--- START ---

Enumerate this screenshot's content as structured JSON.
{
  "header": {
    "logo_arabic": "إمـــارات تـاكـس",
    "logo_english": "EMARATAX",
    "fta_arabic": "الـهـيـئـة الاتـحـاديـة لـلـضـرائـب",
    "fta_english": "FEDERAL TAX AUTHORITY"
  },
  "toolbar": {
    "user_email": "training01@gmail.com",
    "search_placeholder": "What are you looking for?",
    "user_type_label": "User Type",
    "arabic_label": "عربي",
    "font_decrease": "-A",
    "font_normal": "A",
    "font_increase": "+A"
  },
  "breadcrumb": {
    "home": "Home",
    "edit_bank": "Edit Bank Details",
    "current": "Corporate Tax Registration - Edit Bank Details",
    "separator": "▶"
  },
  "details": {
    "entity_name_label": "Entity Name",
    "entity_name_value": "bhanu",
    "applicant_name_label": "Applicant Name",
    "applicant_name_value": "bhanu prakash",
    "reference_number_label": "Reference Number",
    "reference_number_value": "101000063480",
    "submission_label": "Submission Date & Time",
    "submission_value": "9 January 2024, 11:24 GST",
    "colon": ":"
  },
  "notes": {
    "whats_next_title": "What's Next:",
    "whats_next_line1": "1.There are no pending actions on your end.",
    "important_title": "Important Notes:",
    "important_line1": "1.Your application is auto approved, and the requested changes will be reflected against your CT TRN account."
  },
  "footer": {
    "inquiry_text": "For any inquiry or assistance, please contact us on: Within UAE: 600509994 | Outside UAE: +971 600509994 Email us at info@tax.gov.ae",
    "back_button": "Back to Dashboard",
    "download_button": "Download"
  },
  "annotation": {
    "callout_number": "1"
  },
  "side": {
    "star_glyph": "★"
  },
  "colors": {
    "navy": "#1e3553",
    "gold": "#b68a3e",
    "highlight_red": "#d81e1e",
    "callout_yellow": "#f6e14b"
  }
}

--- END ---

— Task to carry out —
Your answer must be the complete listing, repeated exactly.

— Task output —
Enumerate this screenshot's content as structured JSON.
{
  "header": {
    "logo_arabic": "إمـــارات تـاكـس",
    "logo_english": "EMARATAX",
    "fta_arabic": "الـهـيـئـة الاتـحـاديـة لـلـضـرائـب",
    "fta_english": "FEDERAL TAX AUTHORITY"
  },
  "toolbar": {
    "user_email": "training01@gmail.com",
    "search_placeholder": "What are you looking for?",
    "user_type_label": "User Type",
    "arabic_label": "عربي",
    "font_decrease": "-A",
    "font_normal": "A",
    "font_increase": "+A"
  },
  "breadcrumb": {
    "home": "Home",
    "edit_bank": "Edit Bank Details",
    "current": "Corporate Tax Registration - Edit Bank Details",
    "separator": "▶"
  },
  "details": {
    "entity_name_label": "Entity Name",
    "entity_name_value": "bhanu",
    "applicant_name_label": "Applicant Name",
    "applicant_name_value": "bhanu prakash",
    "reference_number_label": "Reference Number",
    "reference_number_value": "101000063480",
    "submission_label": "Submission Date & Time",
    "submission_value": "9 January 2024, 11:24 GST",
    "colon": ":"
  },
  "notes": {
    "whats_next_title": "What's Next:",
    "whats_next_line1": "1.There are no pending actions on your end.",
    "important_title": "Important Notes:",
    "important_line1": "1.Your application is auto approved, and the requested changes will be reflected against your CT TRN account."
  },
  "footer": {
    "inquiry_text": "For any inquiry or assistance, please contact us on: Within UAE: 600509994 | Outside UAE: +971 600509994 Email us at info@tax.gov.ae",
    "back_button": "Back to Dashboard",
    "download_button": "Download"
  },
  "annotation": {
    "callout_number": "1"
  },
  "side": {
    "star_glyph": "★"
  },
  "colors": {
    "navy": "#1e3553",
    "gold": "#b68a3e",
    "highlight_red": "#d81e1e",
    "callout_yellow": "#f6e14b"
  }
}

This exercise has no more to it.